TASK DESCRIPTION: Print the listing below word for word, but drop any pictures it contains.
*** Opening GIVEN ENTRIES ***
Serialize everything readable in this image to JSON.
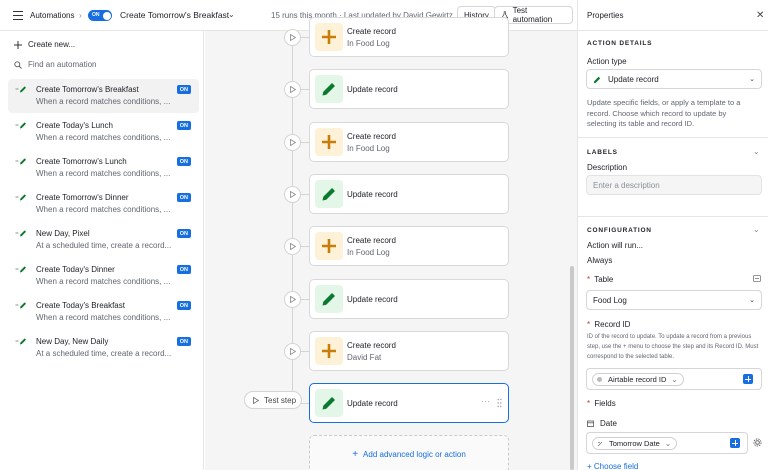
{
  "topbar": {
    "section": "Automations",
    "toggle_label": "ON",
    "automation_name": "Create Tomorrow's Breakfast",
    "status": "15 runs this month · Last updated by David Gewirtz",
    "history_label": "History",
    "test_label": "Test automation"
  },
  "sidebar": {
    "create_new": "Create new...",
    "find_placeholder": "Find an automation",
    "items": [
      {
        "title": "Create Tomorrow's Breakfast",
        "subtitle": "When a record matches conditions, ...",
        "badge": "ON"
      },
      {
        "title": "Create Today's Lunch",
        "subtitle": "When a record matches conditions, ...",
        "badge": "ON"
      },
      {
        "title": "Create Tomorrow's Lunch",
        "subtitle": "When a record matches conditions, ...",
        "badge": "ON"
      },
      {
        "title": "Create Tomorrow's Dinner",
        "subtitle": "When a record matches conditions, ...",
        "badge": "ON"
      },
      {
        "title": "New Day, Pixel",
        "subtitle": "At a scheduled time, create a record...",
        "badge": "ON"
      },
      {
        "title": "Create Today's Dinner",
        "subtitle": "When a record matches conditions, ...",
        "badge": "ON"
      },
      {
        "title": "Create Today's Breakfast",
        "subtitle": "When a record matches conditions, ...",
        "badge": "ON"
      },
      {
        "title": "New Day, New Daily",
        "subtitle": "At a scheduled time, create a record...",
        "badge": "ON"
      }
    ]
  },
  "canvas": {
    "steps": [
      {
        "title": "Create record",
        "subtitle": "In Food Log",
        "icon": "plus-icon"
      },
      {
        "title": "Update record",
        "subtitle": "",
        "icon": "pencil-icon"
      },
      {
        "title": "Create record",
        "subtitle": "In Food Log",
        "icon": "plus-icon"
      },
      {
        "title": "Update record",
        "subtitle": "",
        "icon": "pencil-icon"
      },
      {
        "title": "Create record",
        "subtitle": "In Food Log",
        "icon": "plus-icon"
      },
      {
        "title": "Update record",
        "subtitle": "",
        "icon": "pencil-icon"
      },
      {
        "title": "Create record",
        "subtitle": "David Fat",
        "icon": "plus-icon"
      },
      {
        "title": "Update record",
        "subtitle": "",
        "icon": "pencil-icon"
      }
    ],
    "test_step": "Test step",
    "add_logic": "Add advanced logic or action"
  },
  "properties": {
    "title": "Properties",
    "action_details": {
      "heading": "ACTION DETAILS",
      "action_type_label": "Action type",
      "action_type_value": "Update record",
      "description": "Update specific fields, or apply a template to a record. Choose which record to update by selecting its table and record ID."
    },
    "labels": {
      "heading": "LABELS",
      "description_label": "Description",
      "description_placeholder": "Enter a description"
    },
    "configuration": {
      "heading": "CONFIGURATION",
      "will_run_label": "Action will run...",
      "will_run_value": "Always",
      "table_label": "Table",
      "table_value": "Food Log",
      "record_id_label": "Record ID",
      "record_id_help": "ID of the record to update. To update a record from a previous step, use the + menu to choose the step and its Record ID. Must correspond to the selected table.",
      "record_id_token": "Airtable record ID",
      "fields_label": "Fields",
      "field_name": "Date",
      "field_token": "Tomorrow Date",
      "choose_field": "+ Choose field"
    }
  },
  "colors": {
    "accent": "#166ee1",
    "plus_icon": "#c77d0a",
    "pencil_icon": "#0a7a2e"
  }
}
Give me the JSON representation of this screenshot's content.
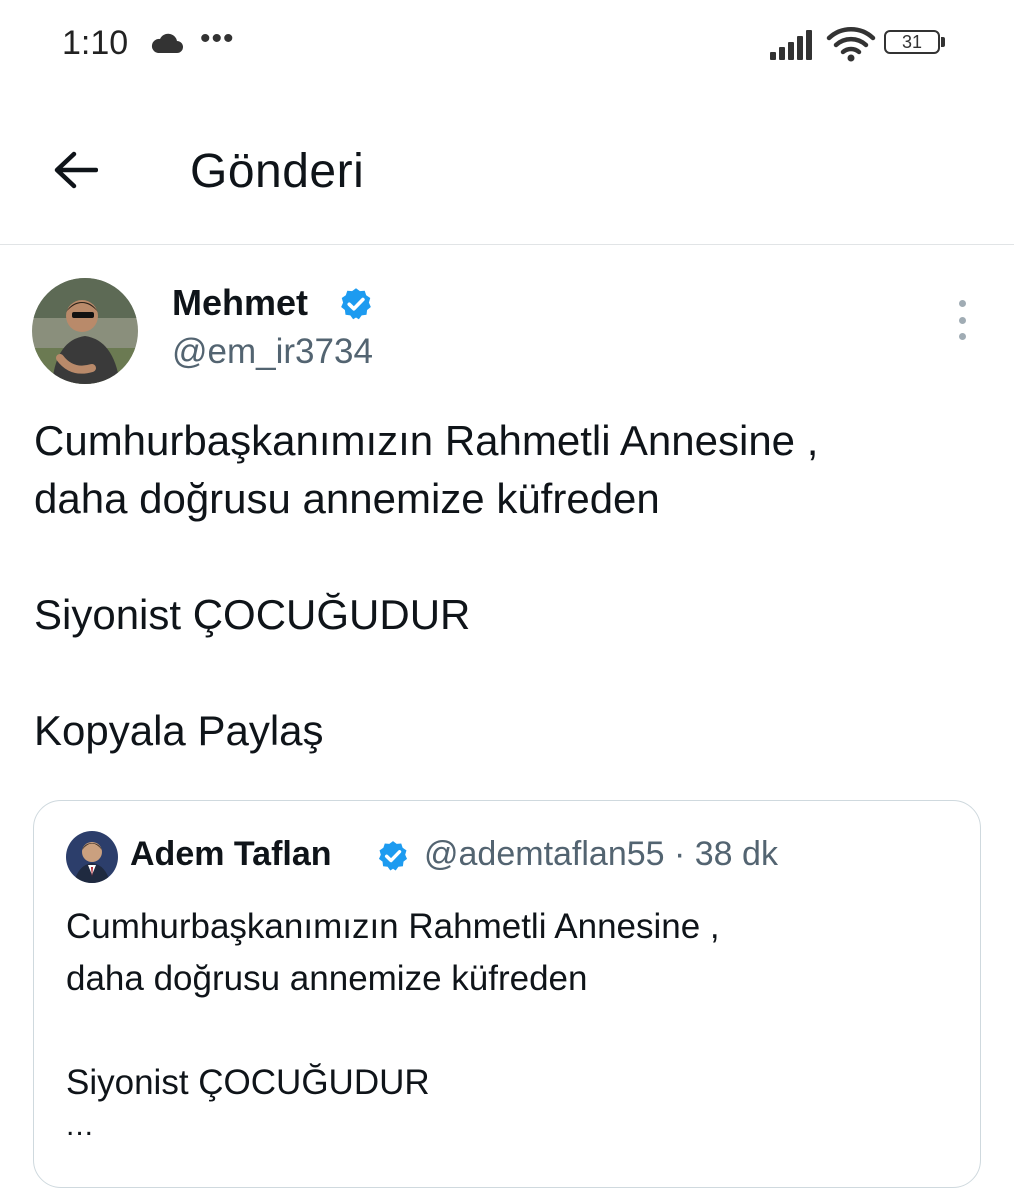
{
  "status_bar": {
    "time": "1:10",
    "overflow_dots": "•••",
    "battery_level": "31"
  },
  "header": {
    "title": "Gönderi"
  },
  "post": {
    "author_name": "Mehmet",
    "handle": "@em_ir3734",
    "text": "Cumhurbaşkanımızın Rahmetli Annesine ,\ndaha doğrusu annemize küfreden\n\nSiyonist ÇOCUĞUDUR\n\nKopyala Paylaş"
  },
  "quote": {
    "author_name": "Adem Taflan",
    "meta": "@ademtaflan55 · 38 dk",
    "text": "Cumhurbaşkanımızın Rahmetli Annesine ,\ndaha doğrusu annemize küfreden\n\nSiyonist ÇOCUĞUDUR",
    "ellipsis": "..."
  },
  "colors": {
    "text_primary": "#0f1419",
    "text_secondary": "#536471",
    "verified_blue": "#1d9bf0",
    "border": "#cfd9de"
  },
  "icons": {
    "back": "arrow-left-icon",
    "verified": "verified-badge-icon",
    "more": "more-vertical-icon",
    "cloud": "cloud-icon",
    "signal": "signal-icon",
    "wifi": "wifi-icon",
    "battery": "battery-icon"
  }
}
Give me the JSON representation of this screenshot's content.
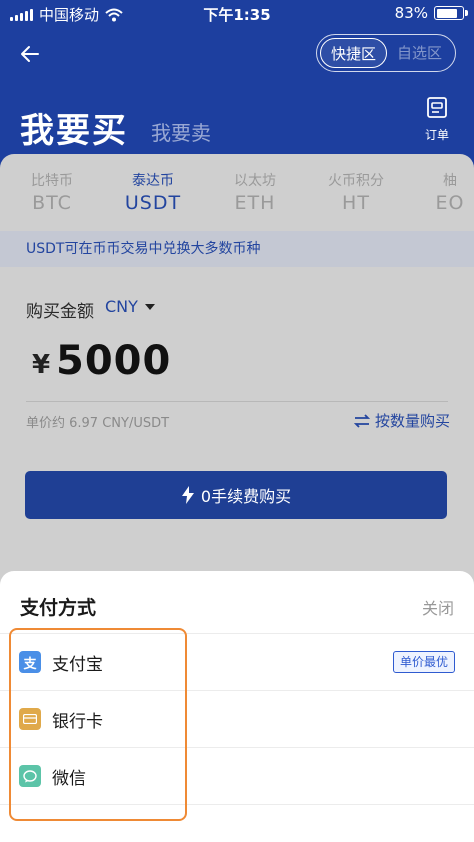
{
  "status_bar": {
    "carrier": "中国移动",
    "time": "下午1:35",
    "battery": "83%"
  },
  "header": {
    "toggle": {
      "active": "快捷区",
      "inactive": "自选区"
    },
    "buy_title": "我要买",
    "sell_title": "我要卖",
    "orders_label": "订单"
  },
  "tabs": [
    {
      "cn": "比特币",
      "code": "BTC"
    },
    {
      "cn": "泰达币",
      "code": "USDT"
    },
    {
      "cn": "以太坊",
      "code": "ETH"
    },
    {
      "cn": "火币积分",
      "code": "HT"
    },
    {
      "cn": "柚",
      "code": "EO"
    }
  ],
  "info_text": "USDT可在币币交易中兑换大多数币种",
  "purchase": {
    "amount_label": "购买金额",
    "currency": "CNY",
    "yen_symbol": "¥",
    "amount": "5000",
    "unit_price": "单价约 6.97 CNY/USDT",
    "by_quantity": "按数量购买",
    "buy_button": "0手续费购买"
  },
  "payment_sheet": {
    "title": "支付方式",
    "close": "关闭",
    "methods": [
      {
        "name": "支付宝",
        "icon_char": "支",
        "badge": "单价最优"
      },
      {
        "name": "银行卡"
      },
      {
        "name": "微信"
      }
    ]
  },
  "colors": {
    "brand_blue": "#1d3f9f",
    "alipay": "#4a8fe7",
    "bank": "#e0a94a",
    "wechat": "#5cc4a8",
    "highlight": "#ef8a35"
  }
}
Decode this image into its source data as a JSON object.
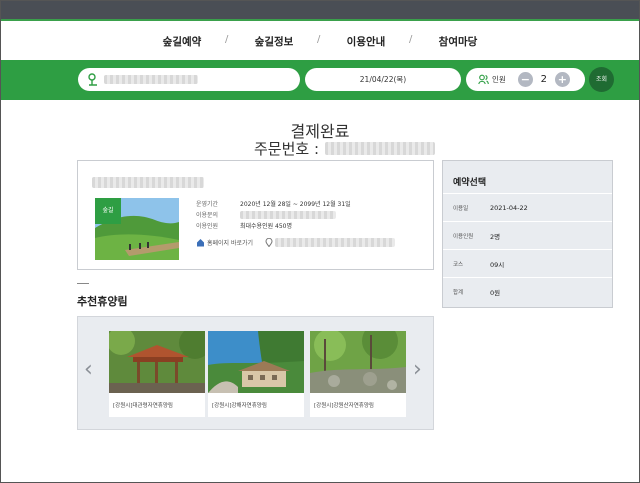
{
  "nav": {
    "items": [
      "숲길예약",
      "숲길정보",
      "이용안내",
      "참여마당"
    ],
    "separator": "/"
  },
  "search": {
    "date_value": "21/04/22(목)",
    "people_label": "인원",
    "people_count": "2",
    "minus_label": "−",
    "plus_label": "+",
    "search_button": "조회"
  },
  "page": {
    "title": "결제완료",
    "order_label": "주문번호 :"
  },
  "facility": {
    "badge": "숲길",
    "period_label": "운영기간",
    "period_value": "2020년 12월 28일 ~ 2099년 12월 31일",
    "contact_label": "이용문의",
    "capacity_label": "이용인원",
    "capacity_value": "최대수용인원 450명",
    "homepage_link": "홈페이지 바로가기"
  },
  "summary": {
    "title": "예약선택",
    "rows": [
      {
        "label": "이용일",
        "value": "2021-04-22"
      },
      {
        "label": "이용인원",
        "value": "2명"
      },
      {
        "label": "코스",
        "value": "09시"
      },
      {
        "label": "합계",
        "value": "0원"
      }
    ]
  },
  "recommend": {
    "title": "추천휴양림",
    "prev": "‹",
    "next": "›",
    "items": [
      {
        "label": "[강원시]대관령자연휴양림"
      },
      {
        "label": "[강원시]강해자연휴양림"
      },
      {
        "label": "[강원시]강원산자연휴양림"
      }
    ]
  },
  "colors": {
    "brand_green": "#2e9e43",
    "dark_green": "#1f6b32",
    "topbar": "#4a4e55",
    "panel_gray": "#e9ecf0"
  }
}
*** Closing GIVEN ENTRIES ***
EXERCISE OUTPUT:
Serialize everything readable in this image to JSON.
{
  "topbar": {
    "section": "Automations",
    "toggle_label": "ON",
    "automation_name": "Create Tomorrow's Breakfast",
    "status": "15 runs this month · Last updated by David Gewirtz",
    "history_label": "History",
    "test_label": "Test automation"
  },
  "sidebar": {
    "create_new": "Create new...",
    "find_placeholder": "Find an automation",
    "items": [
      {
        "title": "Create Tomorrow's Breakfast",
        "subtitle": "When a record matches conditions, ...",
        "badge": "ON"
      },
      {
        "title": "Create Today's Lunch",
        "subtitle": "When a record matches conditions, ...",
        "badge": "ON"
      },
      {
        "title": "Create Tomorrow's Lunch",
        "subtitle": "When a record matches conditions, ...",
        "badge": "ON"
      },
      {
        "title": "Create Tomorrow's Dinner",
        "subtitle": "When a record matches conditions, ...",
        "badge": "ON"
      },
      {
        "title": "New Day, Pixel",
        "subtitle": "At a scheduled time, create a record...",
        "badge": "ON"
      },
      {
        "title": "Create Today's Dinner",
        "subtitle": "When a record matches conditions, ...",
        "badge": "ON"
      },
      {
        "title": "Create Today's Breakfast",
        "subtitle": "When a record matches conditions, ...",
        "badge": "ON"
      },
      {
        "title": "New Day, New Daily",
        "subtitle": "At a scheduled time, create a record...",
        "badge": "ON"
      }
    ]
  },
  "canvas": {
    "steps": [
      {
        "title": "Create record",
        "subtitle": "In Food Log",
        "icon": "plus-icon"
      },
      {
        "title": "Update record",
        "subtitle": "",
        "icon": "pencil-icon"
      },
      {
        "title": "Create record",
        "subtitle": "In Food Log",
        "icon": "plus-icon"
      },
      {
        "title": "Update record",
        "subtitle": "",
        "icon": "pencil-icon"
      },
      {
        "title": "Create record",
        "subtitle": "In Food Log",
        "icon": "plus-icon"
      },
      {
        "title": "Update record",
        "subtitle": "",
        "icon": "pencil-icon"
      },
      {
        "title": "Create record",
        "subtitle": "David Fat",
        "icon": "plus-icon"
      },
      {
        "title": "Update record",
        "subtitle": "",
        "icon": "pencil-icon"
      }
    ],
    "test_step": "Test step",
    "add_logic": "Add advanced logic or action"
  },
  "properties": {
    "title": "Properties",
    "action_details": {
      "heading": "ACTION DETAILS",
      "action_type_label": "Action type",
      "action_type_value": "Update record",
      "description": "Update specific fields, or apply a template to a record. Choose which record to update by selecting its table and record ID."
    },
    "labels": {
      "heading": "LABELS",
      "description_label": "Description",
      "description_placeholder": "Enter a description"
    },
    "configuration": {
      "heading": "CONFIGURATION",
      "will_run_label": "Action will run...",
      "will_run_value": "Always",
      "table_label": "Table",
      "table_value": "Food Log",
      "record_id_label": "Record ID",
      "record_id_help": "ID of the record to update. To update a record from a previous step, use the + menu to choose the step and its Record ID. Must correspond to the selected table.",
      "record_id_token": "Airtable record ID",
      "fields_label": "Fields",
      "field_name": "Date",
      "field_token": "Tomorrow Date",
      "choose_field": "+ Choose field"
    }
  },
  "colors": {
    "accent": "#166ee1",
    "plus_icon": "#c77d0a",
    "pencil_icon": "#0a7a2e"
  }
}
Give me the JSON representation of this screenshot's content.
{
  "status_bar": {
    "time": "1:10",
    "overflow_dots": "•••",
    "battery_level": "31"
  },
  "header": {
    "title": "Gönderi"
  },
  "post": {
    "author_name": "Mehmet",
    "handle": "@em_ir3734",
    "text": "Cumhurbaşkanımızın Rahmetli Annesine ,\ndaha doğrusu annemize küfreden\n\nSiyonist ÇOCUĞUDUR\n\nKopyala Paylaş"
  },
  "quote": {
    "author_name": "Adem Taflan",
    "meta": "@ademtaflan55 · 38 dk",
    "text": "Cumhurbaşkanımızın Rahmetli Annesine ,\ndaha doğrusu annemize küfreden\n\nSiyonist ÇOCUĞUDUR",
    "ellipsis": "..."
  },
  "colors": {
    "text_primary": "#0f1419",
    "text_secondary": "#536471",
    "verified_blue": "#1d9bf0",
    "border": "#cfd9de"
  },
  "icons": {
    "back": "arrow-left-icon",
    "verified": "verified-badge-icon",
    "more": "more-vertical-icon",
    "cloud": "cloud-icon",
    "signal": "signal-icon",
    "wifi": "wifi-icon",
    "battery": "battery-icon"
  }
}
Give me the JSON representation of this screenshot's content.
{
  "status_bar": {
    "carrier": "中国移动",
    "time": "下午1:35",
    "battery": "83%"
  },
  "header": {
    "toggle": {
      "active": "快捷区",
      "inactive": "自选区"
    },
    "buy_title": "我要买",
    "sell_title": "我要卖",
    "orders_label": "订单"
  },
  "tabs": [
    {
      "cn": "比特币",
      "code": "BTC"
    },
    {
      "cn": "泰达币",
      "code": "USDT"
    },
    {
      "cn": "以太坊",
      "code": "ETH"
    },
    {
      "cn": "火币积分",
      "code": "HT"
    },
    {
      "cn": "柚",
      "code": "EO"
    }
  ],
  "info_text": "USDT可在币币交易中兑换大多数币种",
  "purchase": {
    "amount_label": "购买金额",
    "currency": "CNY",
    "yen_symbol": "¥",
    "amount": "5000",
    "unit_price": "单价约 6.97 CNY/USDT",
    "by_quantity": "按数量购买",
    "buy_button": "0手续费购买"
  },
  "payment_sheet": {
    "title": "支付方式",
    "close": "关闭",
    "methods": [
      {
        "name": "支付宝",
        "icon_char": "支",
        "badge": "单价最优"
      },
      {
        "name": "银行卡"
      },
      {
        "name": "微信"
      }
    ]
  },
  "colors": {
    "brand_blue": "#1d3f9f",
    "alipay": "#4a8fe7",
    "bank": "#e0a94a",
    "wechat": "#5cc4a8",
    "highlight": "#ef8a35"
  }
}
Decode this image into its source data as a JSON object.
{
  "nav": {
    "items": [
      "숲길예약",
      "숲길정보",
      "이용안내",
      "참여마당"
    ],
    "separator": "/"
  },
  "search": {
    "date_value": "21/04/22(목)",
    "people_label": "인원",
    "people_count": "2",
    "minus_label": "−",
    "plus_label": "+",
    "search_button": "조회"
  },
  "page": {
    "title": "결제완료",
    "order_label": "주문번호 :"
  },
  "facility": {
    "badge": "숲길",
    "period_label": "운영기간",
    "period_value": "2020년 12월 28일 ~ 2099년 12월 31일",
    "contact_label": "이용문의",
    "capacity_label": "이용인원",
    "capacity_value": "최대수용인원 450명",
    "homepage_link": "홈페이지 바로가기"
  },
  "summary": {
    "title": "예약선택",
    "rows": [
      {
        "label": "이용일",
        "value": "2021-04-22"
      },
      {
        "label": "이용인원",
        "value": "2명"
      },
      {
        "label": "코스",
        "value": "09시"
      },
      {
        "label": "합계",
        "value": "0원"
      }
    ]
  },
  "recommend": {
    "title": "추천휴양림",
    "prev": "‹",
    "next": "›",
    "items": [
      {
        "label": "[강원시]대관령자연휴양림"
      },
      {
        "label": "[강원시]강해자연휴양림"
      },
      {
        "label": "[강원시]강원산자연휴양림"
      }
    ]
  },
  "colors": {
    "brand_green": "#2e9e43",
    "dark_green": "#1f6b32",
    "topbar": "#4a4e55",
    "panel_gray": "#e9ecf0"
  }
}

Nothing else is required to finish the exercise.